Development thresholds that trigger a Type II or Type III review are set to low to allow for the flexibility under both the CUMP and IMP processes.

Both conditional use master plans and impact master plans make it difficult for institutions to respond to constantly changing demands. These demands may be the result of changes in the industry, unexpected funding opportunities or even requests from neighborhood representatives. Institutions must be nimble to successfully take advantage of opportunities as they present themselves.

Institutions seek a sense of certainty that is not at the discretion of hearings officer or recurring review process.

Institutions are quite different from each other, particularly the differences between hospitals and colleges. It is likely that more than a single set of regulatory standards will be necessary to meet the needs of the different institutions and their surrounding neighborhoods.

In this regard the current process succeeds. It may be burdensome but issues are big and thorough analysis needed. Improvements might include a longer vesting period, limiting consideration to new development and those buildings and activities that are proposed to change.

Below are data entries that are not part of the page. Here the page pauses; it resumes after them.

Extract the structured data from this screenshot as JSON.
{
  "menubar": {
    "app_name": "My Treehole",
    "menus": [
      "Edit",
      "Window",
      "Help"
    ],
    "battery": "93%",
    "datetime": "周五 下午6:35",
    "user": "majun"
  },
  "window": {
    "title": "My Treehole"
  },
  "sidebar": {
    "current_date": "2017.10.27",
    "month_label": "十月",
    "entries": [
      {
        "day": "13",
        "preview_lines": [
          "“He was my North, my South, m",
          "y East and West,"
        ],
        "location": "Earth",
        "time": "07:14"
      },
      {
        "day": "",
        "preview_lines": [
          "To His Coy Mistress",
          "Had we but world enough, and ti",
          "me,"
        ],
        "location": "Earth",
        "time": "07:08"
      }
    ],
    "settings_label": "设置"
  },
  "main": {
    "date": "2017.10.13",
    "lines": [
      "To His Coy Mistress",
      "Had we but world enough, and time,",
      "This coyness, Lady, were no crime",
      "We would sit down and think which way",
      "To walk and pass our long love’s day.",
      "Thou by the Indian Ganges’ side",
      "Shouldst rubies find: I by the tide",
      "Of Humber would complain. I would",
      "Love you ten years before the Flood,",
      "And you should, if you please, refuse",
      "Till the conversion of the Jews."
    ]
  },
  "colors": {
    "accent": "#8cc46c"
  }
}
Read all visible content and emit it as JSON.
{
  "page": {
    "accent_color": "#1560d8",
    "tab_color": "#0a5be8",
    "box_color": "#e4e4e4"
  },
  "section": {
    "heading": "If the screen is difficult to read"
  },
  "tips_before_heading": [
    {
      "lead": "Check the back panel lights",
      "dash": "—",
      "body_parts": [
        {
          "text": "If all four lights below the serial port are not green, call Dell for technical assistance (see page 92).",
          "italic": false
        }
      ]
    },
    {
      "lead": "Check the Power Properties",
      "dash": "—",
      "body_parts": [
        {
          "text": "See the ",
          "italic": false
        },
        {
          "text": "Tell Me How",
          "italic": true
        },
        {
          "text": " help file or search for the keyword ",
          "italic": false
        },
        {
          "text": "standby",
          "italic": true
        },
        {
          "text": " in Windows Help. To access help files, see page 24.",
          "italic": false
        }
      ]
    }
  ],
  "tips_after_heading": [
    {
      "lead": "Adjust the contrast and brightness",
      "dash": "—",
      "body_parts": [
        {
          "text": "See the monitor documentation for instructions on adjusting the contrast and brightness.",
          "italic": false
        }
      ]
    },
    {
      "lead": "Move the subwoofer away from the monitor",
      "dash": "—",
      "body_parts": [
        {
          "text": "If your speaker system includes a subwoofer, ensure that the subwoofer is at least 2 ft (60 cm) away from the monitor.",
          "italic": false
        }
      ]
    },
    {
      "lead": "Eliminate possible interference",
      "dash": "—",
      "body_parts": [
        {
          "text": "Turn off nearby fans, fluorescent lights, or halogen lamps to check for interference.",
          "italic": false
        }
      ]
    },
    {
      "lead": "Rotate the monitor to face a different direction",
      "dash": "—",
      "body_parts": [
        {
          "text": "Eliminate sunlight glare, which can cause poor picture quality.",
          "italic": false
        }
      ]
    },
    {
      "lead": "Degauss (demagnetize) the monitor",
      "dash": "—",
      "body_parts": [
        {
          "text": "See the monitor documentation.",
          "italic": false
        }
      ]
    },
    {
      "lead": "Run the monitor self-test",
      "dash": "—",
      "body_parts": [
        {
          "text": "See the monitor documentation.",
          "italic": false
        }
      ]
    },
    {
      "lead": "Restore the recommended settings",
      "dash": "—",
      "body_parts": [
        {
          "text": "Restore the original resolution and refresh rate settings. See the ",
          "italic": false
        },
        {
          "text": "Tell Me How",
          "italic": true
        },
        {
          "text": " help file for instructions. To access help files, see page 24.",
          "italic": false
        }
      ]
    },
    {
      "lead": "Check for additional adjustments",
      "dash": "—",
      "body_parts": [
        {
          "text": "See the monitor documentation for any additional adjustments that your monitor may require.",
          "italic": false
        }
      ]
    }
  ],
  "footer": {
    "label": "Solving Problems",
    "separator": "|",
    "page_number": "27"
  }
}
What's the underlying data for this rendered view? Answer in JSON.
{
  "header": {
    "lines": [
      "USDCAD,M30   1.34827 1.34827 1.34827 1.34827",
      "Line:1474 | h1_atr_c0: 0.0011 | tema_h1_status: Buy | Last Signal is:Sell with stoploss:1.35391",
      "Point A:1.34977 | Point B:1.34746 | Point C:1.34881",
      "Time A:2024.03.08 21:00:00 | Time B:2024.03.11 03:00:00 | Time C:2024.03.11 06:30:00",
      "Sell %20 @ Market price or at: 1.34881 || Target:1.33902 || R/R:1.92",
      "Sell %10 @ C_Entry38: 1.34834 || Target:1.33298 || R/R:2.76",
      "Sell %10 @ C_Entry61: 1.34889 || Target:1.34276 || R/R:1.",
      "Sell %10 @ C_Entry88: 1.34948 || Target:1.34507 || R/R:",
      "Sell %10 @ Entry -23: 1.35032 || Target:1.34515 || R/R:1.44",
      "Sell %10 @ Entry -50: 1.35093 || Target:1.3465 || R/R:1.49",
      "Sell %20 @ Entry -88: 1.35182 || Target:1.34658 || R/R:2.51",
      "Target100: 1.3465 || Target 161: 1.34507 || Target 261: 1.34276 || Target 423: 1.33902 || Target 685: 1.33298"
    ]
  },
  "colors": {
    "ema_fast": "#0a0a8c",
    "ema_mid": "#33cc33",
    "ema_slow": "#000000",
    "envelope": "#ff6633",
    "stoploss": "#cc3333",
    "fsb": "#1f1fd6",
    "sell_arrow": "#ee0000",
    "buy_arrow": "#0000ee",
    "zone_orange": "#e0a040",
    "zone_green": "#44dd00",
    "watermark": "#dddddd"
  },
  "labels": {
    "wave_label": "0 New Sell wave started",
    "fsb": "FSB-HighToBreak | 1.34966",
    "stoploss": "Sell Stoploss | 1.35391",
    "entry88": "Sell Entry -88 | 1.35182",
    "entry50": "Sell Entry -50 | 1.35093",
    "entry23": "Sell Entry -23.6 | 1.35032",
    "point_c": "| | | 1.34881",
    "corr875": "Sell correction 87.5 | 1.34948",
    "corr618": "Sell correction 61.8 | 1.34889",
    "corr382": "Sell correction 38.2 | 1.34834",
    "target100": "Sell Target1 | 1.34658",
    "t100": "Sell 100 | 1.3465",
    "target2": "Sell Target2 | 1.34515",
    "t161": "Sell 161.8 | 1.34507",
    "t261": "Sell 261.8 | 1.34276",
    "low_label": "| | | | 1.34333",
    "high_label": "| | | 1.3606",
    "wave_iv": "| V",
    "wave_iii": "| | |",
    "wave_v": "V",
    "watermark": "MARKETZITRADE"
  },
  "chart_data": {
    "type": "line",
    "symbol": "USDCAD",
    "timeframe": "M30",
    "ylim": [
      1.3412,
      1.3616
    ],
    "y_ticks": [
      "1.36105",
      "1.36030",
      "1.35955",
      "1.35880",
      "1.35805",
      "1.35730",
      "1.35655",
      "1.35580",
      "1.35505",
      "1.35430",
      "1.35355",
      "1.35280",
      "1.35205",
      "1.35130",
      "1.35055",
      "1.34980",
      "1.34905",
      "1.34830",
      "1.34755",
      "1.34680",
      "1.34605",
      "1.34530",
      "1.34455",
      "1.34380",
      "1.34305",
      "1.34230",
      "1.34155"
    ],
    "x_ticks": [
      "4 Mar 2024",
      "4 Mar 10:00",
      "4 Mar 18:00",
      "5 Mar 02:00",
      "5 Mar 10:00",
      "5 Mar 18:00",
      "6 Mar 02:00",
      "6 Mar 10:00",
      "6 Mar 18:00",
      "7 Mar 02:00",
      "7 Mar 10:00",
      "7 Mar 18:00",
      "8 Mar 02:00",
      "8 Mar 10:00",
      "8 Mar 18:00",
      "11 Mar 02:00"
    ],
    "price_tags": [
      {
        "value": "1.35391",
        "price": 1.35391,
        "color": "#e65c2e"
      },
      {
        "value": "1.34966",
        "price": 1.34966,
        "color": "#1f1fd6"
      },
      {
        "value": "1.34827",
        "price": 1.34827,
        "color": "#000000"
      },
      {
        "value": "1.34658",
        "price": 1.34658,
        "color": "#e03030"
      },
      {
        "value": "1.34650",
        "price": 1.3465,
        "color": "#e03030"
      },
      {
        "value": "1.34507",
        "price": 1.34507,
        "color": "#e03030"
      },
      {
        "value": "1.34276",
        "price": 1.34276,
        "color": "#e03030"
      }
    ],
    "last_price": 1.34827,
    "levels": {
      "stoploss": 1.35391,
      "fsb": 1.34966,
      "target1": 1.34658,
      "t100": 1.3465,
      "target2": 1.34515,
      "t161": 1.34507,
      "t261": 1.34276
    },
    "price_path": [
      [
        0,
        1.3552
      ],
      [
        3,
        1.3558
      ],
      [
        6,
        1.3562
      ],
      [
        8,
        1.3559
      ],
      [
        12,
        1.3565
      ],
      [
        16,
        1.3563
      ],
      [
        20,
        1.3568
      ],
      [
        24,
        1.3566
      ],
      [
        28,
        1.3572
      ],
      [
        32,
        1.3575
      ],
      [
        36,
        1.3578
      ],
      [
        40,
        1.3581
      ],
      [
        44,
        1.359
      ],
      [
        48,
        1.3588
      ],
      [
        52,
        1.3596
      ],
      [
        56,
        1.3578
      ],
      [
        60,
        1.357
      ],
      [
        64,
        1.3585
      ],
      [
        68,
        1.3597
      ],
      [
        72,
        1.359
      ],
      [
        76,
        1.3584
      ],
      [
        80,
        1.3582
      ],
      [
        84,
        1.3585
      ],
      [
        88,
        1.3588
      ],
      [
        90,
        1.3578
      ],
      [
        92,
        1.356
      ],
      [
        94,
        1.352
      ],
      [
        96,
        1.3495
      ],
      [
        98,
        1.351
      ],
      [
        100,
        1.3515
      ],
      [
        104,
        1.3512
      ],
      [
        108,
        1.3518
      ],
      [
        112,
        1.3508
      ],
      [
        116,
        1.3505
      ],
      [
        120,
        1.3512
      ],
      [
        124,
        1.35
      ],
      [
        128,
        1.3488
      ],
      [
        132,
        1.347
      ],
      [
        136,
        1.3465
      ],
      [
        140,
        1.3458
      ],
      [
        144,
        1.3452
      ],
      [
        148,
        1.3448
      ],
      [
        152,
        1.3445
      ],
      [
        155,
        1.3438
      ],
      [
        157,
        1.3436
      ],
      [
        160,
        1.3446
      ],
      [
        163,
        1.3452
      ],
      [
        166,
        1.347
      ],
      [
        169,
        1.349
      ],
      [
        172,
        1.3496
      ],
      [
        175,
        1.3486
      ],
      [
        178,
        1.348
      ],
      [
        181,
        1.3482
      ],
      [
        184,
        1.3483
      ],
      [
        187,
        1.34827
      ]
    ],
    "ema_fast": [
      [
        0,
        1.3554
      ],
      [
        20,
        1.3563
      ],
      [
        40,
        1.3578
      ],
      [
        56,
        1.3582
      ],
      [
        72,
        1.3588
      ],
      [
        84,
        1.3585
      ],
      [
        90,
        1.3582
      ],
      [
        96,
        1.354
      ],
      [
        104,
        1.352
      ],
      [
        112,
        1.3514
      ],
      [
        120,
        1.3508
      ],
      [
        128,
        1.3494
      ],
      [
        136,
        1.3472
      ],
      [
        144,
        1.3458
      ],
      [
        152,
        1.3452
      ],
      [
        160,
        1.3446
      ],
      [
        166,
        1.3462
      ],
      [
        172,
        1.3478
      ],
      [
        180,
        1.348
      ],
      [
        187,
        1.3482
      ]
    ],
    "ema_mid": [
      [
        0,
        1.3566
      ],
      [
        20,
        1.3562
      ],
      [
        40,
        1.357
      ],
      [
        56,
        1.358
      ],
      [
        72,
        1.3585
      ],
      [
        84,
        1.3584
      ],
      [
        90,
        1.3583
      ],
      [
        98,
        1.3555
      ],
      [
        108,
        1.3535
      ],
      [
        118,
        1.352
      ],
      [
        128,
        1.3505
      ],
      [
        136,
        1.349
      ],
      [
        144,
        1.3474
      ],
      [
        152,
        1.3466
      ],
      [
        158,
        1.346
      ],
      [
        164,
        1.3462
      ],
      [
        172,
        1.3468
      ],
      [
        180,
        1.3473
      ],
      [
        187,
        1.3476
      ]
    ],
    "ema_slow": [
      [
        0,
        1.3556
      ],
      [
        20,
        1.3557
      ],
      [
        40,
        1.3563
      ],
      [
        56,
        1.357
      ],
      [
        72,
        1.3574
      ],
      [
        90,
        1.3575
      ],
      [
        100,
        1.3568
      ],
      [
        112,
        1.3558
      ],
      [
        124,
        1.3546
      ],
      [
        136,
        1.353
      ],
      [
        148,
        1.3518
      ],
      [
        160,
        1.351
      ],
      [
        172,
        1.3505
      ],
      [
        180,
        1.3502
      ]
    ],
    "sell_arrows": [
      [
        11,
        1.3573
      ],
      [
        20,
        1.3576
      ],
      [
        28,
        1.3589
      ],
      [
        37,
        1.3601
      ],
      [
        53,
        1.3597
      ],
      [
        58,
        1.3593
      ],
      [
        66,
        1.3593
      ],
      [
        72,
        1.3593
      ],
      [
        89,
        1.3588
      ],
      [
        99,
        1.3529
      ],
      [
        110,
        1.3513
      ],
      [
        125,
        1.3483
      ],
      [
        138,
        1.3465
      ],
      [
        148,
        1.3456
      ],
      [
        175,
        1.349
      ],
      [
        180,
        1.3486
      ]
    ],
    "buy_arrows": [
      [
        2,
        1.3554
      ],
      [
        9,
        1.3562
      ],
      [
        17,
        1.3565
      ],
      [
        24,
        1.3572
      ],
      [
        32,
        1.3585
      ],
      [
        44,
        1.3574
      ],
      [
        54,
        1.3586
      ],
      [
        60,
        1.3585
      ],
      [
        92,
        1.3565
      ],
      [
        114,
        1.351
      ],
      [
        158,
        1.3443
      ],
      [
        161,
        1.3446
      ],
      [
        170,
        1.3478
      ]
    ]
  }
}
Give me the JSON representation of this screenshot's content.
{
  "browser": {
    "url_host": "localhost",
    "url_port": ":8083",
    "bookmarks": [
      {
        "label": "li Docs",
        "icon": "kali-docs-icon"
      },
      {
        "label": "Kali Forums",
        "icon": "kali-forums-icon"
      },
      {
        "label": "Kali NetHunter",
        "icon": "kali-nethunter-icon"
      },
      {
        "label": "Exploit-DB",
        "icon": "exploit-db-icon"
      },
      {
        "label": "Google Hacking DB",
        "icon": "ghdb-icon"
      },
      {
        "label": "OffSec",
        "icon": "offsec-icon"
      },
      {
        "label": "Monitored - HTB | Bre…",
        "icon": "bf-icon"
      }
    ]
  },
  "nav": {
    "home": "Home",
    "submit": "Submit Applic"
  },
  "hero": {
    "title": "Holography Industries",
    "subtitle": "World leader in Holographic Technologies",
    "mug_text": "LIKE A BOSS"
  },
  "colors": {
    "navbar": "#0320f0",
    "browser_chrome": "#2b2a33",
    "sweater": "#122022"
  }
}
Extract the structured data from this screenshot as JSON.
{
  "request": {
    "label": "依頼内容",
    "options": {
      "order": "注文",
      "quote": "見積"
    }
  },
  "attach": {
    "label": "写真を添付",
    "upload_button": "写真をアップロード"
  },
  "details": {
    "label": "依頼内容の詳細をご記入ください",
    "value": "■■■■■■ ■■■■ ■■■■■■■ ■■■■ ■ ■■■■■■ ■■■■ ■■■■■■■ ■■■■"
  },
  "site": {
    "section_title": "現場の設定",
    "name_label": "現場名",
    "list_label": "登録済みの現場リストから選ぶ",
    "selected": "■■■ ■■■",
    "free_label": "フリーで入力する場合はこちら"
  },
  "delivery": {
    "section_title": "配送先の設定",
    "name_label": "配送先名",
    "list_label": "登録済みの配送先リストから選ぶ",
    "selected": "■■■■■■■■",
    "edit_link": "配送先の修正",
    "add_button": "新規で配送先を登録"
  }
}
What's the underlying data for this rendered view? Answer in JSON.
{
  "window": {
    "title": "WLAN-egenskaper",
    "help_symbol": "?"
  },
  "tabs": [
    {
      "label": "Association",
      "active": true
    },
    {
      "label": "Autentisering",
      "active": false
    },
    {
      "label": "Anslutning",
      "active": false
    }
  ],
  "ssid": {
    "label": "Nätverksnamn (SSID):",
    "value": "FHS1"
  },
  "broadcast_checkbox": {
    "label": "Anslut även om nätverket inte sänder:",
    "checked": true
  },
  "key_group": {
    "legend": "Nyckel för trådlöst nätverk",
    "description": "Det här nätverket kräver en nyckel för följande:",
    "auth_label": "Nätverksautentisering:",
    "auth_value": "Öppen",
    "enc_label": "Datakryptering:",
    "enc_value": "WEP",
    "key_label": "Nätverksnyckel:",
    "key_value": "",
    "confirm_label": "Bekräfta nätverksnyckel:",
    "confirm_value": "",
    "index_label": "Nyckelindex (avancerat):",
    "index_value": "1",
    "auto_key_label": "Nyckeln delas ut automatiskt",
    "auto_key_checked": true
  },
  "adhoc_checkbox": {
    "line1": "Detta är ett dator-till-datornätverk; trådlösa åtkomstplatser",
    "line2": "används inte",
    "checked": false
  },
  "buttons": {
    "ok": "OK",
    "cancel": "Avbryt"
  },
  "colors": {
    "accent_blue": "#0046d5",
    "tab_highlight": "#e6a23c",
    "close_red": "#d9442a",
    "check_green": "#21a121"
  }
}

The actual design of individual buildings, particularly those located towards the interior of a campus are of lesser concern to neighbors than are the related parking, traffic and other spillover impacts such as lighting and noise. More flexibility in the core is an achievable and desired objective.

Buildings at the periphery of a campus are of interest to the surrounding neighborhood. Blank walls and parking structures present a hostile edge. Opportunities exist for land use, building design, orientation and landscaping to contribute to an improved presence on the street.

Broader public outreach including better public notice would improve the review process. Some Neighborhood Associations are not reflective of the larger neighborhood sentiment. An activist neighborhood association can obstruct campus upgrades that are more broadly supported by the community while some neighborhood associations are viewed as captured by the institution.

Participants indicated that they would benefit from a better understanding of what our obligations and parameters are under state law.

Much has been said about the (negative) impacts of institutions on their surrounding neighborhoods but little is said regarding the positive impact such institutions bring such as open space, access to community facilities and programs not to mention jobs and services. The conditional use process does not recognize these contributions. Appeals turn into what is fundamentally a political process when a development standards based review would be more transparent.

4. Project Schedule, Future Meetings, Conduct of Business 

The Advisory Group will meet approximately once every two months through the spring and summer in order to help develop and provide input on any proposed zoning map or zoning code changes. Subsequently, a staff recommendation together with any alternative positions expressed by the advisory group will be presented to the Planning and Sustainability Commission and finally to the City Council at the end of 2014 for their consideration and adoption.

Meeting packets will be sent out in advance of each meeting. A project website will also be maintained throughout the project which will contain the background and advisory group meeting materials.

John Cole is available to meet with advisory group members individually in between meetings to answer any questions you may have or to take input between meetings.

Staff will prepare additional materials on the existing campus institutions, issues surrounding their current development approvals and the alternative regulatory structures currently available to hospitals and colleges in the City of Portlandfor our next meeting on February 13th. Staff anticipates that the PAG will complete the discussion of Existing Conditions, Need and Opportunities at this meeting and begin to explore alternative regulatory strategies.